"This document, in fact, shows that Germany's policy pursued by Federal Chancellor Merkel has completely moved away from the foundations that it had in the past. In this regard, I can tell you with confidence that, at least in those days, when the Federal Republic of Germany was fulfilling its obligations in the framework of signed agreements, when it was sticking to the NATO Treaty and the United Nations Charter, we would not have created such a document," the politician told Sputnik Germany, calling the new policy paper a "degradation document."
Wimmer has repeatedly criticized sanctions against Russia and said that they should be lifted. He has also opposed NATO's military build-up near Russian borders saying that the trend of "re-militarization" in Europe is dangerous.
"Our current policy is a direct continuation of the events of the Cold War. And if I were in Moscow, Russia, and would watch such a development on my western borders, I would probably have come to the conclusion that this is the same policy that was carried out by Adolf Hitler and Napoleon. In this context, we can't pursue a policy of good-neighborly relations, which we agreed on in 1990 by signing the Charter of Paris," the politician told Sputnik Germany.
Commenting on the widely spread Western belief that Russia "poses a serious threat" to the European security, Wimmer said:
According to Wimmer, the document could undermine the Minsk agreements and bring all efforts to restore peace in Ukraine to naught.
"When you read this document, you get the impression that the Federal Chancellor — without whom the creation of such a document, even at the stage of the project, wouldn't be possible — wants to destroy the foundations of the Minsk agreement and thus make a decisive contribution to the destabilization of Europe," Wimmer concluded.
Relations between Russia and the West deteriorated in 2014 after the overwhelming majority of the Crimean population voted in a referendum to leave Ukraine and rejoin Russia. In April 2014 Kiev authorities launched a military operation against pro-independence militia in Donbas. In February 2015, the two sides reached a ceasefire deal after talks brokered by the leaders of Russia, France, Germany and Ukraine — the so-called Normandy Format — in the Belarusian capital of Minsk.

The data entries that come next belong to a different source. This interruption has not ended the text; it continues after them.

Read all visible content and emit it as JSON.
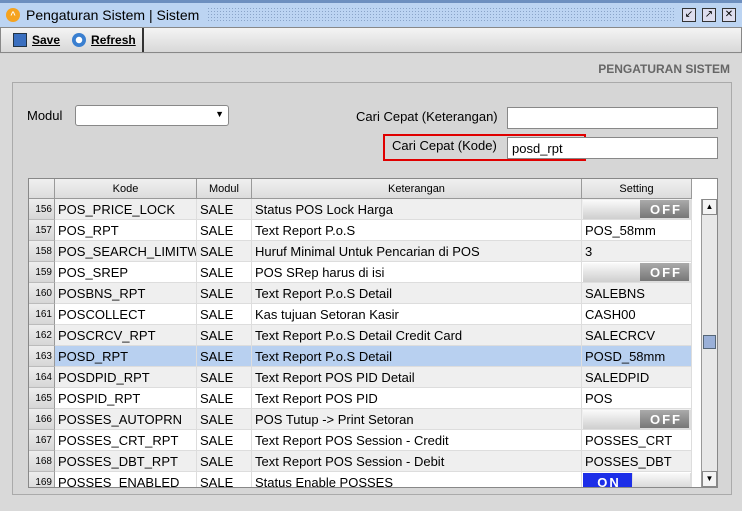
{
  "window": {
    "title": "Pengaturan Sistem | Sistem"
  },
  "toolbar": {
    "save_label": "Save",
    "refresh_label": "Refresh"
  },
  "page_title": "PENGATURAN SISTEM",
  "form": {
    "modul_label": "Modul",
    "modul_value": "",
    "cari_keterangan_label": "Cari Cepat (Keterangan)",
    "cari_keterangan_value": "",
    "cari_kode_label": "Cari Cepat (Kode)",
    "cari_kode_value": "posd_rpt"
  },
  "table": {
    "columns": [
      "Kode",
      "Modul",
      "Keterangan",
      "Setting"
    ],
    "selected_row": "163",
    "rows": [
      {
        "no": "156",
        "kode": "POS_PRICE_LOCK",
        "modul": "SALE",
        "ket": "Status POS Lock Harga",
        "setting": "OFF",
        "toggle": true
      },
      {
        "no": "157",
        "kode": "POS_RPT",
        "modul": "SALE",
        "ket": "Text Report P.o.S",
        "setting": "POS_58mm"
      },
      {
        "no": "158",
        "kode": "POS_SEARCH_LIMITW",
        "modul": "SALE",
        "ket": "Huruf Minimal Untuk Pencarian di POS",
        "setting": "3"
      },
      {
        "no": "159",
        "kode": "POS_SREP",
        "modul": "SALE",
        "ket": "POS SRep harus di isi",
        "setting": "OFF",
        "toggle": true
      },
      {
        "no": "160",
        "kode": "POSBNS_RPT",
        "modul": "SALE",
        "ket": "Text Report P.o.S Detail",
        "setting": "SALEBNS"
      },
      {
        "no": "161",
        "kode": "POSCOLLECT",
        "modul": "SALE",
        "ket": "Kas tujuan Setoran Kasir",
        "setting": "CASH00"
      },
      {
        "no": "162",
        "kode": "POSCRCV_RPT",
        "modul": "SALE",
        "ket": "Text Report P.o.S Detail Credit Card",
        "setting": "SALECRCV"
      },
      {
        "no": "163",
        "kode": "POSD_RPT",
        "modul": "SALE",
        "ket": "Text Report P.o.S Detail",
        "setting": "POSD_58mm"
      },
      {
        "no": "164",
        "kode": "POSDPID_RPT",
        "modul": "SALE",
        "ket": "Text Report POS PID Detail",
        "setting": "SALEDPID"
      },
      {
        "no": "165",
        "kode": "POSPID_RPT",
        "modul": "SALE",
        "ket": "Text Report POS PID",
        "setting": "POS"
      },
      {
        "no": "166",
        "kode": "POSSES_AUTOPRN",
        "modul": "SALE",
        "ket": "POS Tutup -> Print Setoran",
        "setting": "OFF",
        "toggle": true
      },
      {
        "no": "167",
        "kode": "POSSES_CRT_RPT",
        "modul": "SALE",
        "ket": "Text Report POS Session - Credit",
        "setting": "POSSES_CRT"
      },
      {
        "no": "168",
        "kode": "POSSES_DBT_RPT",
        "modul": "SALE",
        "ket": "Text Report POS Session - Debit",
        "setting": "POSSES_DBT"
      },
      {
        "no": "169",
        "kode": "POSSES_ENABLED",
        "modul": "SALE",
        "ket": "Status Enable POSSES",
        "setting": "ON",
        "toggle": true
      }
    ]
  },
  "colors": {
    "titlebar": "#bcd4f2",
    "selected_row": "#b8d0f0",
    "highlight_border": "#e00000",
    "toggle_on": "#1c2ee8"
  }
}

Moscow has repeatedly stressed that it is not a party to the Ukrainian conflict, and that military expansion towards Russia's borders increases tensions by threatening regional and international security.